Learn more about the meaning behind Juneteenth
Juneteenth is celebrated on June 19, the anniversary of the order proclaiming freedom for enslaved people in Texas on June 19, 1865.
How can someone that isn’t in Boston or not able to attend a Juneteenth event celebrate and honor the holiday?
I have long believed that many miss out on celebrating all of American history when they segregate the holidays. Juneteenth is a part of American history and as such is not just for Black people to celebrate. If someone cannot attend a Juneteenth celebration, then I encourage them to gather their family and friends and learn about the history of Juneteenth and reflect together on the “call to action” that Juneteenth holds for them. I say Juneteenth as a holiday and event may have originated in Texas, but it is available for everyone, everywhere, to learn about its meaning and implications for them specifically.
WFH works along with the Aquarium and others as part of the Coalition for an Inclusive Waterfront. Can you talk a bit about why it’s important for our city’s spaces to be accessible and equitable?

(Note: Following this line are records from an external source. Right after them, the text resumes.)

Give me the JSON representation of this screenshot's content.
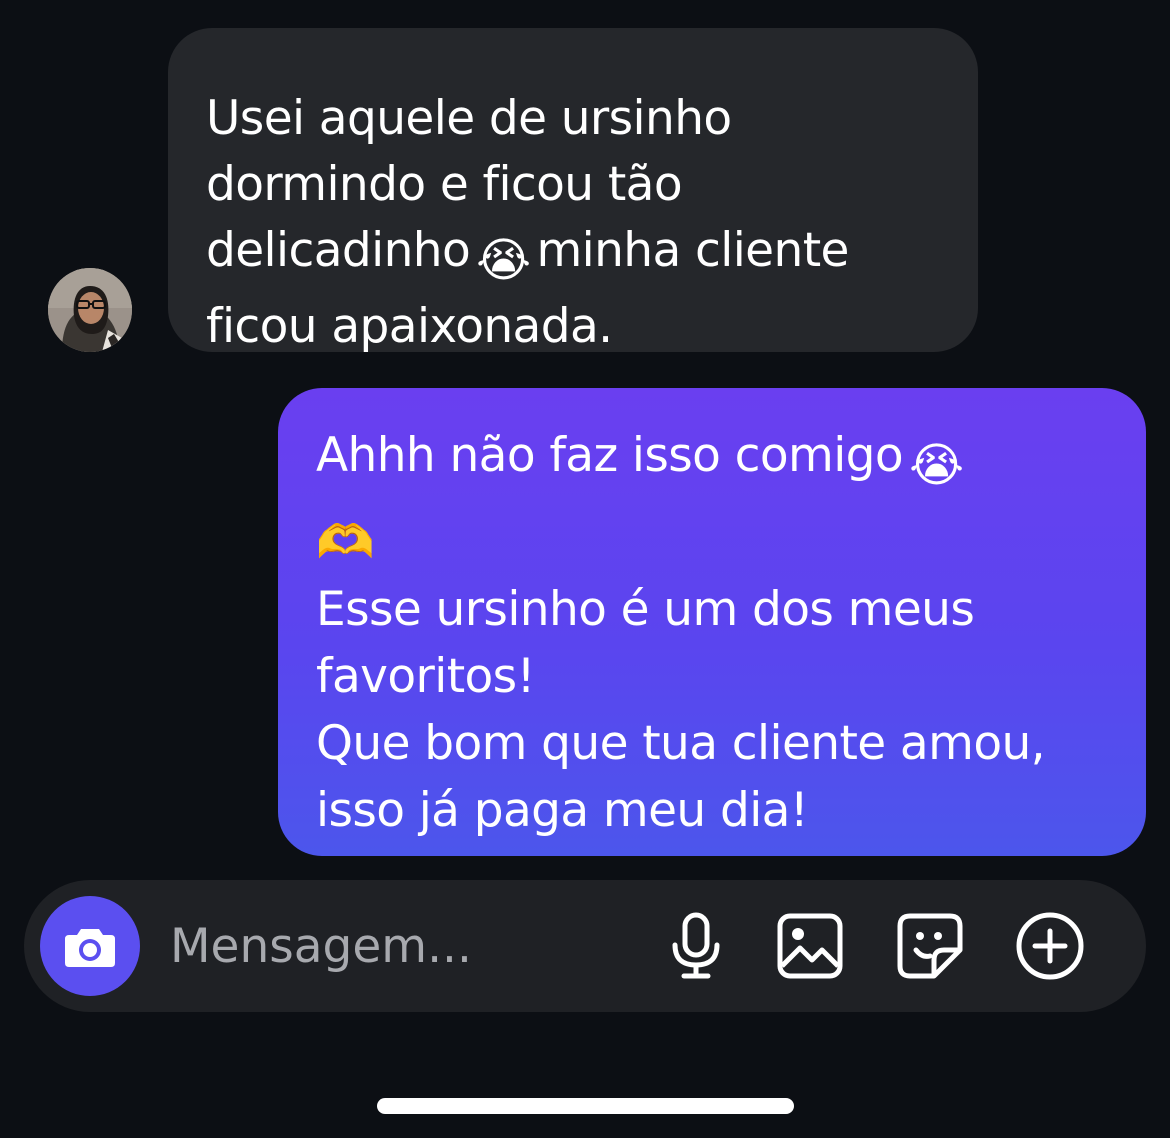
{
  "conversation": {
    "incoming": {
      "lines": [
        {
          "text": "Usei aquele de ursinho"
        },
        {
          "text": "dormindo e ficou tão"
        },
        {
          "text": "delicadinho",
          "emoji": "😭",
          "after": "minha cliente"
        },
        {
          "text": "ficou apaixonada."
        }
      ]
    },
    "outgoing": {
      "lines": [
        {
          "text": "Ahhh não faz isso comigo",
          "emoji": "😭"
        },
        {
          "emoji": "🫶"
        },
        {
          "text": "Esse ursinho é um dos meus"
        },
        {
          "text": "favoritos!"
        },
        {
          "text": "Que bom que tua cliente amou,"
        },
        {
          "text": "isso já paga meu dia!"
        }
      ]
    }
  },
  "composer": {
    "placeholder": "Mensagem...",
    "camera_icon": "camera-icon",
    "tools": [
      "microphone-icon",
      "image-icon",
      "sticker-icon",
      "add-icon"
    ]
  },
  "colors": {
    "background": "#0c0f14",
    "incoming_bubble": "#25272b",
    "outgoing_bubble_top": "#6a3ff0",
    "outgoing_bubble_bottom": "#4c56ec",
    "camera_button": "#5b4ff0",
    "composer": "#1f2125",
    "placeholder": "#a7a9ae"
  }
}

WFH joined the CRIW out of a desire to connect to the larger efforts to make Boston more inclusive. Boston is a city of 23 neighborhoods, and it is my belief that these neighborhoods do not interact much—and they interact with the waterfront even less frequently. We have and will continue to ask the question of “why” because we are clear that if Boston is to be a city for “all,” then “some” cannot feel that certain spaces are out of reach physically, socially, or economically. That means activities for families, singles, seniors, and people of every race, ethnicity, gender, ability, orientation, and socioeconomic status. In terms of suggestions for change, I think of activities that engage and gather specific neighborhoods, bringing them to the waterfront for activities fashioned from that community’s stated needs and interests. For example, Hyde Park has a diverse group of residents from various socio-economic and racial backgrounds. Can the waterfront host a Hyde Park Social for residents to meet each other? That can also be for any other community as well. There are a host of ideas that we shared in a 2021 Focus Group about changes we are wishing for on the Waterfront.
I also want to note that here in Hyde Park, we are working on our own access issue with respect to the Neponset River where a group of residents has been working for years to expand access to the Neponset River by cleaning up and creating pathways and park spaces that would be open to the public. Think of park benches, park spaces, free canoe and raft rides, secure use, and more around the waterway. Communities deserve and need that.
The waterfront needs to be inclusive and equitable because that is a promise of “all” and it is one that needs to be kept. The people of Boston deserve to have that promise fulfilled. One of the first barriers is the physicality of the spaces—getting to the spaces and when they are in the space, not feeling “out of place.” If the waterfront is to be accessible and equitable, it needs to address what it looks like when “all are welcome” is not a pipe dream or a tagline, but a tangible and ongoing practice and reality.
Environmental Organizations to Support for Black History Month
Learn about Black-led environmental organizations in New England and beyond.